EXERCISE GOAL:
Copy every line of the data that includes the string "value".

INFORMATION SHOWN:

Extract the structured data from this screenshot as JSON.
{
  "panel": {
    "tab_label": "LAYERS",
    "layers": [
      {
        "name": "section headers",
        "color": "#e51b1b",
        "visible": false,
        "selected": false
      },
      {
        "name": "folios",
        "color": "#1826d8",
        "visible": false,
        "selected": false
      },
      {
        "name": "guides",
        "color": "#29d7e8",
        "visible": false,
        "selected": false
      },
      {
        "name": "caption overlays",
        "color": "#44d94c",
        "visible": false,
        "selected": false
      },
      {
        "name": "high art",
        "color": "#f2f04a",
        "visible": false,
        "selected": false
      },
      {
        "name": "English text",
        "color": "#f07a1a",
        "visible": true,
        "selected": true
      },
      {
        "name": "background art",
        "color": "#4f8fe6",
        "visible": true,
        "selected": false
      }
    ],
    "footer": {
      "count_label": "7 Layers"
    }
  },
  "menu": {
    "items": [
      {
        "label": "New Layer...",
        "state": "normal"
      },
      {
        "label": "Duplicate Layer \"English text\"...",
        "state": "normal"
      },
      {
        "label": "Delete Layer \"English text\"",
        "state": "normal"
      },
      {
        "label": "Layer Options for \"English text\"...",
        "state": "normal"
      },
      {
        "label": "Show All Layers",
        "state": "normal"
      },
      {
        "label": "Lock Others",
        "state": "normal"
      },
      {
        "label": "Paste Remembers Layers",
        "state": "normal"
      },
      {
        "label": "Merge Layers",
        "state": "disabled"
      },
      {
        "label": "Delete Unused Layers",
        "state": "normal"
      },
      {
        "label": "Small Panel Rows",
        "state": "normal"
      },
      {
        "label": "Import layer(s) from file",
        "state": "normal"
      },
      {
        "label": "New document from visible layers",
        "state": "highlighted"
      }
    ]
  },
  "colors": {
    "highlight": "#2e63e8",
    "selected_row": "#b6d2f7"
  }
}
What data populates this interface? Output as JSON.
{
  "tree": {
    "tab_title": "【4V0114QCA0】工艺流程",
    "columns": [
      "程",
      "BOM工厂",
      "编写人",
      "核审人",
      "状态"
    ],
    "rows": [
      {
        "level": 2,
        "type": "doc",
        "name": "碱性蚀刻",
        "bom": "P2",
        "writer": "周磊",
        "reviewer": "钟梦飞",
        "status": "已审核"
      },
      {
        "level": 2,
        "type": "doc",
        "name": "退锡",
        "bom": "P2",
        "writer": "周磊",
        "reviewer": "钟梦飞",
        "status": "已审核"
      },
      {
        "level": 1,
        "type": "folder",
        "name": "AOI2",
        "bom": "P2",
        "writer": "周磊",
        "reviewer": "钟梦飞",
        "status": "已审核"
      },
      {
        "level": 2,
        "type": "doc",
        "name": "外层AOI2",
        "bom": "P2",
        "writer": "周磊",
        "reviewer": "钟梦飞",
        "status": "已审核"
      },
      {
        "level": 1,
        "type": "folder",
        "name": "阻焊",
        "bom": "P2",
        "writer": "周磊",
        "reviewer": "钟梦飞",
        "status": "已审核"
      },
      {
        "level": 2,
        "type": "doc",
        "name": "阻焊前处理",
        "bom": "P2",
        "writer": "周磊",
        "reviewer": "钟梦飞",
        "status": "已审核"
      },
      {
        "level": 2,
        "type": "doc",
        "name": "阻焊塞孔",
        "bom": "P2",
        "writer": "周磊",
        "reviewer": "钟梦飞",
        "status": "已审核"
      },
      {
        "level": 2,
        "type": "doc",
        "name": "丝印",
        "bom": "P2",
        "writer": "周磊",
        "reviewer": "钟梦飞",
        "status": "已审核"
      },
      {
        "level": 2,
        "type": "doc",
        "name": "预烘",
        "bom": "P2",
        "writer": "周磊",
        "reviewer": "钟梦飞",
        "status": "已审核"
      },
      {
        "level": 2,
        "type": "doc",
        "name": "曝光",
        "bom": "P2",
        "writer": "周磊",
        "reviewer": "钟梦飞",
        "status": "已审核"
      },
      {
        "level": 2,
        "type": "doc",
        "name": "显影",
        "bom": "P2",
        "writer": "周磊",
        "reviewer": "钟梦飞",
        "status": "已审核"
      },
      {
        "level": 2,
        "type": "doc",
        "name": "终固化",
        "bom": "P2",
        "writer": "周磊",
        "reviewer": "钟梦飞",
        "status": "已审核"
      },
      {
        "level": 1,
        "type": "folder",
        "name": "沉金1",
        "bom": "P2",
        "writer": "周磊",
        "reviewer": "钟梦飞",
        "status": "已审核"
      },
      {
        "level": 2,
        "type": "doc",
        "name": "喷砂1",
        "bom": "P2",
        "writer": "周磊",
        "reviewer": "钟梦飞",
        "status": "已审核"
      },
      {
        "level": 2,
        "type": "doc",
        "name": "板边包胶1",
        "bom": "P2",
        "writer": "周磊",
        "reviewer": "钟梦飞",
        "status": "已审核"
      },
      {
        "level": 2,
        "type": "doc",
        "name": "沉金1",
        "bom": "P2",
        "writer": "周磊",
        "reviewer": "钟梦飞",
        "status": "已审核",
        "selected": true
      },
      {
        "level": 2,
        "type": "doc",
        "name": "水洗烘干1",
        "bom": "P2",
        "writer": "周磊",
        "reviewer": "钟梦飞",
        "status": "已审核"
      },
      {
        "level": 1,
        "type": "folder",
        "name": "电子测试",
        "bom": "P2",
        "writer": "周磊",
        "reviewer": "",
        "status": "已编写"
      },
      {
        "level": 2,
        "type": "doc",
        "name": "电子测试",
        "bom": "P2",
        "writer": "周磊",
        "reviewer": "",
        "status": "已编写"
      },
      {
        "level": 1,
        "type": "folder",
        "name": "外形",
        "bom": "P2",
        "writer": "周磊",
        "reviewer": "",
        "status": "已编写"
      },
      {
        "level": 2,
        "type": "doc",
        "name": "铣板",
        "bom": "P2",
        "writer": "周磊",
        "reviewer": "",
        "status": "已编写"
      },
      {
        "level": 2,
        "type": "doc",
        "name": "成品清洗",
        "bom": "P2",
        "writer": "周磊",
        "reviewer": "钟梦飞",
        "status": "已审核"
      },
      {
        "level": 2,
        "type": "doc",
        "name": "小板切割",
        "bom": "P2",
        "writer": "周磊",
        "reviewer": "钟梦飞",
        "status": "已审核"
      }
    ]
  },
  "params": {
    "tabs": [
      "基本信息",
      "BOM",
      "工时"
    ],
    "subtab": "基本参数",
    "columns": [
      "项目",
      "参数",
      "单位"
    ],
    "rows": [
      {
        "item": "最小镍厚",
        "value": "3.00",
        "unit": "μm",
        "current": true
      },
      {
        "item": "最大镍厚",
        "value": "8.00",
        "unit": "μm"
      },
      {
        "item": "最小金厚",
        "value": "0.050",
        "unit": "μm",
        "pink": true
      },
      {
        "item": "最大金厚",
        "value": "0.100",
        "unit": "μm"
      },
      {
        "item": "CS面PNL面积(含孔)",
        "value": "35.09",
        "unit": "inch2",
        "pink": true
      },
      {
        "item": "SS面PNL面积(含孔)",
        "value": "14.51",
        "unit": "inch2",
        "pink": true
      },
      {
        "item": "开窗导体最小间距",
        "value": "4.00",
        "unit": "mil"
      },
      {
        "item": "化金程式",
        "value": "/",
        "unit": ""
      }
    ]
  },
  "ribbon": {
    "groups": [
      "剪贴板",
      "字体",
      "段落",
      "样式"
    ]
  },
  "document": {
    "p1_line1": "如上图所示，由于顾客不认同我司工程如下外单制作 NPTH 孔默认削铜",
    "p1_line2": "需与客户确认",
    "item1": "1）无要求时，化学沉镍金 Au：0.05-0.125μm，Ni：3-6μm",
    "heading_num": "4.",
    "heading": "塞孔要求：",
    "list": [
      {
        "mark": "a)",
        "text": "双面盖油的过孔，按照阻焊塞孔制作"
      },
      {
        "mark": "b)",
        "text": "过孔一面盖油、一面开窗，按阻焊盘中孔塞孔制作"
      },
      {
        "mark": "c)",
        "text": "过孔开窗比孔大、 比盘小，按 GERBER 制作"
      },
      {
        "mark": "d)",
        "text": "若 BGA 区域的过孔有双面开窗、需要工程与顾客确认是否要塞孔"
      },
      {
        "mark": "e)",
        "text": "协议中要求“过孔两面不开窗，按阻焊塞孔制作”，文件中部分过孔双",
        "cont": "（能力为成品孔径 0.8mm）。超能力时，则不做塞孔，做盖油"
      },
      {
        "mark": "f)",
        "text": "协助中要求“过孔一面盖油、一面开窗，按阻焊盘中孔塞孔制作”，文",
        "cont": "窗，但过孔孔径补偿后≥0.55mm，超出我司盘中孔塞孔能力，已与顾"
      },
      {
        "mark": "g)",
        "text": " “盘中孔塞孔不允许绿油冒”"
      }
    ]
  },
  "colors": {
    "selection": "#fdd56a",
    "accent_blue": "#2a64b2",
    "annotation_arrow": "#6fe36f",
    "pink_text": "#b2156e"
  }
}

OUTPUT:
        "value": "3.00",
        "value": "8.00",
        "value": "0.050",
        "value": "0.100",
        "value": "35.09",
        "value": "14.51",
        "value": "4.00",
        "value": "/",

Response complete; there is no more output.